The van is finally clear of all the stuff we needed with us but didn’t quite know what to do with. There is a place for everything and there has to be, it’s a tiny space and we both like keeping it neat and tidy.

There is sometimes a cell signal at our camp but mostly not so…




It’s done. We are officially homeless and jobless. Currently staying with family until we pick up our home on wheels in 2 days.

I feel about 5000 lbs lighter in my soul. Letting go of material possessions…who knew it could feel this good.

Thank you Universe.


Poor lonely little blog. Sad face.

That well I fell down, it was deep and vast. I’ve pretty much explored 1/15th of it. I’m leaving the rest for breakfast, as my big boy grandson says when he’s had enough to eat.

Since August (!) I have gone camping again, this time to the Eastern Sierras where I taught a soap making class to a group of survivalists  and herbalists and I learned how to dye fiber and comb wool and make sourdough bread and survive the apocalypse. If it ever goes down folks, you want to come with me. I’ve got the soap! No need to be dirty or stinky. And I can make bread.



I came home and began “cleaning” house. Again. After 20 + years it takes a good long while to “clean” your house and make it ready to sell. Which we did. We are now in the throes of last-minute thises and thatses. We are almost all pared down to the bone and still searching for our home on wheels where we plan on living for the unforeseeable future.

To soothe myself I have taken up long showers and baking. Not simultaneously. The long hot showers are taken in the evening and the baking happens in between everything.  It all started when I discovered the Great British Baking Show. Oh my. I’ve not gotten on the scale since starting this little obsession because I can tell it will hurt my feelings. Also I don’t care. In a few short weeks, I will be taking very short showers and not baking anything. So.

I’m still delivering things to the forest though I’ve slowed down a bit. The baking and the showers and the selling the house thing has taken up most of my mental capabilities.


Digging Deeper

I fell down a deep hole when I got back from my Monk and Me Road Trip.

I haven’t climbed out. I’m digging deeper and excavating all sorts of stuff.

This morning I was walking through a grove of young pine trees. They were so green they were practically glowing but there was one that was long gone. Gray and brittle, limbs falling, not one spark of life left in it. The unlucky one?

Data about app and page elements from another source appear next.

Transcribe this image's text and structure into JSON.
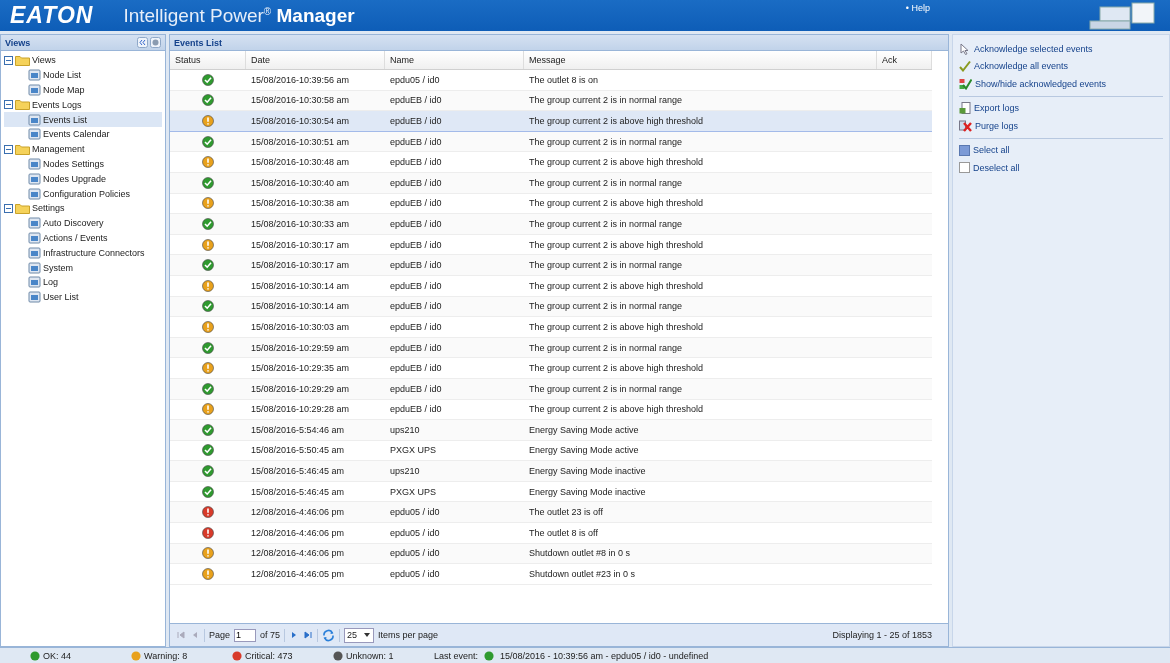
{
  "header": {
    "logo": "EATON",
    "title": "Intelligent Power",
    "title_mark": "®",
    "title_bold": "Manager",
    "help": "• Help"
  },
  "sidebar": {
    "title": "Views",
    "tree": [
      {
        "label": "Views",
        "expanded": true,
        "children": [
          {
            "label": "Node List",
            "selected": false
          },
          {
            "label": "Node Map",
            "selected": false
          }
        ]
      },
      {
        "label": "Events Logs",
        "expanded": true,
        "children": [
          {
            "label": "Events List",
            "selected": true
          },
          {
            "label": "Events Calendar",
            "selected": false
          }
        ]
      },
      {
        "label": "Management",
        "expanded": true,
        "children": [
          {
            "label": "Nodes Settings",
            "selected": false
          },
          {
            "label": "Nodes Upgrade",
            "selected": false
          },
          {
            "label": "Configuration Policies",
            "selected": false
          }
        ]
      },
      {
        "label": "Settings",
        "expanded": true,
        "children": [
          {
            "label": "Auto Discovery",
            "selected": false
          },
          {
            "label": "Actions / Events",
            "selected": false
          },
          {
            "label": "Infrastructure Connectors",
            "selected": false
          },
          {
            "label": "System",
            "selected": false
          },
          {
            "label": "Log",
            "selected": false
          },
          {
            "label": "User List",
            "selected": false
          }
        ]
      }
    ]
  },
  "events": {
    "title": "Events List",
    "columns": [
      "Status",
      "Date",
      "Name",
      "Message",
      "Ack"
    ],
    "rows": [
      {
        "kind": "ok",
        "date": "15/08/2016-10:39:56 am",
        "name": "epdu05 / id0",
        "message": "The outlet 8 is on",
        "selected": false
      },
      {
        "kind": "ok",
        "date": "15/08/2016-10:30:58 am",
        "name": "epduEB / id0",
        "message": "The group current 2 is in normal range",
        "selected": false
      },
      {
        "kind": "warning",
        "date": "15/08/2016-10:30:54 am",
        "name": "epduEB / id0",
        "message": "The group current 2 is above high threshold",
        "selected": true
      },
      {
        "kind": "ok",
        "date": "15/08/2016-10:30:51 am",
        "name": "epduEB / id0",
        "message": "The group current 2 is in normal range",
        "selected": false
      },
      {
        "kind": "warning",
        "date": "15/08/2016-10:30:48 am",
        "name": "epduEB / id0",
        "message": "The group current 2 is above high threshold",
        "selected": false
      },
      {
        "kind": "ok",
        "date": "15/08/2016-10:30:40 am",
        "name": "epduEB / id0",
        "message": "The group current 2 is in normal range",
        "selected": false
      },
      {
        "kind": "warning",
        "date": "15/08/2016-10:30:38 am",
        "name": "epduEB / id0",
        "message": "The group current 2 is above high threshold",
        "selected": false
      },
      {
        "kind": "ok",
        "date": "15/08/2016-10:30:33 am",
        "name": "epduEB / id0",
        "message": "The group current 2 is in normal range",
        "selected": false
      },
      {
        "kind": "warning",
        "date": "15/08/2016-10:30:17 am",
        "name": "epduEB / id0",
        "message": "The group current 2 is above high threshold",
        "selected": false
      },
      {
        "kind": "ok",
        "date": "15/08/2016-10:30:17 am",
        "name": "epduEB / id0",
        "message": "The group current 2 is in normal range",
        "selected": false
      },
      {
        "kind": "warning",
        "date": "15/08/2016-10:30:14 am",
        "name": "epduEB / id0",
        "message": "The group current 2 is above high threshold",
        "selected": false
      },
      {
        "kind": "ok",
        "date": "15/08/2016-10:30:14 am",
        "name": "epduEB / id0",
        "message": "The group current 2 is in normal range",
        "selected": false
      },
      {
        "kind": "warning",
        "date": "15/08/2016-10:30:03 am",
        "name": "epduEB / id0",
        "message": "The group current 2 is above high threshold",
        "selected": false
      },
      {
        "kind": "ok",
        "date": "15/08/2016-10:29:59 am",
        "name": "epduEB / id0",
        "message": "The group current 2 is in normal range",
        "selected": false
      },
      {
        "kind": "warning",
        "date": "15/08/2016-10:29:35 am",
        "name": "epduEB / id0",
        "message": "The group current 2 is above high threshold",
        "selected": false
      },
      {
        "kind": "ok",
        "date": "15/08/2016-10:29:29 am",
        "name": "epduEB / id0",
        "message": "The group current 2 is in normal range",
        "selected": false
      },
      {
        "kind": "warning",
        "date": "15/08/2016-10:29:28 am",
        "name": "epduEB / id0",
        "message": "The group current 2 is above high threshold",
        "selected": false
      },
      {
        "kind": "ok",
        "date": "15/08/2016-5:54:46 am",
        "name": "ups210",
        "message": "Energy Saving Mode active",
        "selected": false
      },
      {
        "kind": "ok",
        "date": "15/08/2016-5:50:45 am",
        "name": "PXGX UPS",
        "message": "Energy Saving Mode active",
        "selected": false
      },
      {
        "kind": "ok",
        "date": "15/08/2016-5:46:45 am",
        "name": "ups210",
        "message": "Energy Saving Mode inactive",
        "selected": false
      },
      {
        "kind": "ok",
        "date": "15/08/2016-5:46:45 am",
        "name": "PXGX UPS",
        "message": "Energy Saving Mode inactive",
        "selected": false
      },
      {
        "kind": "critical",
        "date": "12/08/2016-4:46:06 pm",
        "name": "epdu05 / id0",
        "message": "The outlet 23 is off",
        "selected": false
      },
      {
        "kind": "critical",
        "date": "12/08/2016-4:46:06 pm",
        "name": "epdu05 / id0",
        "message": "The outlet 8 is off",
        "selected": false
      },
      {
        "kind": "warning",
        "date": "12/08/2016-4:46:06 pm",
        "name": "epdu05 / id0",
        "message": "Shutdown outlet #8 in 0 s",
        "selected": false
      },
      {
        "kind": "warning",
        "date": "12/08/2016-4:46:05 pm",
        "name": "epdu05 / id0",
        "message": "Shutdown outlet #23 in 0 s",
        "selected": false
      }
    ]
  },
  "pager": {
    "page_label": "Page",
    "page": "1",
    "of": "of 75",
    "per_page": "25",
    "per_page_label": "Items per page",
    "displaying": "Displaying 1 - 25 of 1853"
  },
  "actions": [
    [
      {
        "kind": "pointer",
        "label": "Acknowledge selected events"
      },
      {
        "kind": "tick",
        "label": "Acknowledge all events"
      },
      {
        "kind": "ticks",
        "label": "Show/hide acknowledged events"
      }
    ],
    [
      {
        "kind": "export",
        "label": "Export logs"
      },
      {
        "kind": "purge",
        "label": "Purge logs"
      }
    ],
    [
      {
        "kind": "select",
        "label": "Select all"
      },
      {
        "kind": "deselect",
        "label": "Deselect all"
      }
    ]
  ],
  "status_bar": {
    "counts": [
      {
        "kind": "ok",
        "label": "OK: 44"
      },
      {
        "kind": "warning",
        "label": "Warning: 8"
      },
      {
        "kind": "critical",
        "label": "Critical: 473"
      },
      {
        "kind": "unknown",
        "label": "Unknown: 1"
      }
    ],
    "last_label": "Last event:",
    "last_event": {
      "kind": "ok",
      "text": "15/08/2016 - 10:39:56 am - epdu05 / id0 - undefined"
    }
  }
}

Joseph Campbell was once granted an audience with Sri Krishna Menon and his question to him was, “Since all is brahman, since all is the divine radiance, how can we say no to anything? How can we say no to ignorance? How can we say no to brutality? How can we say no to anything?”

To this Sri Krishna Menon said “For you and me, we say yes.”

We can go ahead and say no. It will make no difference.

Just saying.


Here’s your moment of zen.